Notes on sizing

All measurements given are for the printed image only. To calculate the overall dimensions of a framed print please add 200mm to both the horizontal and vertical measurements.

Example: A print image that is specified as being 825mm x 351m will sit inside a frame that has the approximate outside dimensions of 1025mm x 551mm.

'The Quiet American' (2002)

Limited edition giclee printed on photo rag 308 gsm fine art paper

Director: Phillip Noyce

Writers : Graham Greene, Christopher Hampton, Robert Schenkkan

Stars : Michael Caine, Brendan Fraser, Thi Hai Yen Do, Rade Serbedzija

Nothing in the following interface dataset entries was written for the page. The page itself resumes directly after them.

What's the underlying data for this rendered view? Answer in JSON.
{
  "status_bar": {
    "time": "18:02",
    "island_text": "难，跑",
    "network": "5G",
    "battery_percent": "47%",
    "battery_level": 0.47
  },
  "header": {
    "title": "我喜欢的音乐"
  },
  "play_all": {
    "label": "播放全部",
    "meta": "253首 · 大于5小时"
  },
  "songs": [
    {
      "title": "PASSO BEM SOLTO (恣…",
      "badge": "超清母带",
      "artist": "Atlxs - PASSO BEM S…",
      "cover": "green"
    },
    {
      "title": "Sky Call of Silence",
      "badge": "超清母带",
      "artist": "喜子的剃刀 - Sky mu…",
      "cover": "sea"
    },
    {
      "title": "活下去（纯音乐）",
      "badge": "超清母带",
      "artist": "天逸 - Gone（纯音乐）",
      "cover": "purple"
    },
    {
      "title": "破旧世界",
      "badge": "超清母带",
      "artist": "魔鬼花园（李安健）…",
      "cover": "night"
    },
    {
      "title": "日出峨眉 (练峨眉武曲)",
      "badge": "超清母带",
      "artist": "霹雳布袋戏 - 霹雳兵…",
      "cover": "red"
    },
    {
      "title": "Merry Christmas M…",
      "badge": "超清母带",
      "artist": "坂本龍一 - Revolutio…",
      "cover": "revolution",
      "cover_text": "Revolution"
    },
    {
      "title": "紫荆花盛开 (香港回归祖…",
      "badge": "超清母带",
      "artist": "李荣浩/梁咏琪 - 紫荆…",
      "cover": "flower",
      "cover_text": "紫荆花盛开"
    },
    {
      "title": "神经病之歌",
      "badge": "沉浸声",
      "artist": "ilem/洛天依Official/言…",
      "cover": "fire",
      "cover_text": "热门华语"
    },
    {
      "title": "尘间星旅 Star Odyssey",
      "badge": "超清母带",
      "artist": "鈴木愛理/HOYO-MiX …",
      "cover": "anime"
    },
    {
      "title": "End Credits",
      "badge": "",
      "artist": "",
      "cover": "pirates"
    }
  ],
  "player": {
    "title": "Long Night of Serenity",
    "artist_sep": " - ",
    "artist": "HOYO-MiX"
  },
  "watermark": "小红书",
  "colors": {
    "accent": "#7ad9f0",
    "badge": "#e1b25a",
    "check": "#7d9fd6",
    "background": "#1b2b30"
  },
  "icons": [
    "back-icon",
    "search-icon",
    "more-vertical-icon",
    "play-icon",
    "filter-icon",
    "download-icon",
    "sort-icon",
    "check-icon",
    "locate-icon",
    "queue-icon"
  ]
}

British Thomas Fowler enjoys his life in Saigon working as a reporter for the London Times, covering the war in Vietnam between the colonial French powers and the Communists, who seem to be winning the war. In the later stages of his career, he takes his job lightly now, filing stories only on occasion, and no longer doing field work. But most importantly, this posting allows him to escape from what he considers a dreary life in London, including an unsatisfying marriage to a Catholic woman, who will never grant him a divorce, which in turn allows him to have an affair with a young Vietnamese ex-taxi dancer named Phuong, whom he loves and would marry if he were able. Phuong's sister doesn't much like Fowler, if only because he cannot provide a stable future for her. His idyllic life is threatened when the head office suggests he go back to London. In this way, he decides to write a major story to prove to his superiors that he should stay in Saigon. In 1952, Fowler is called into the ...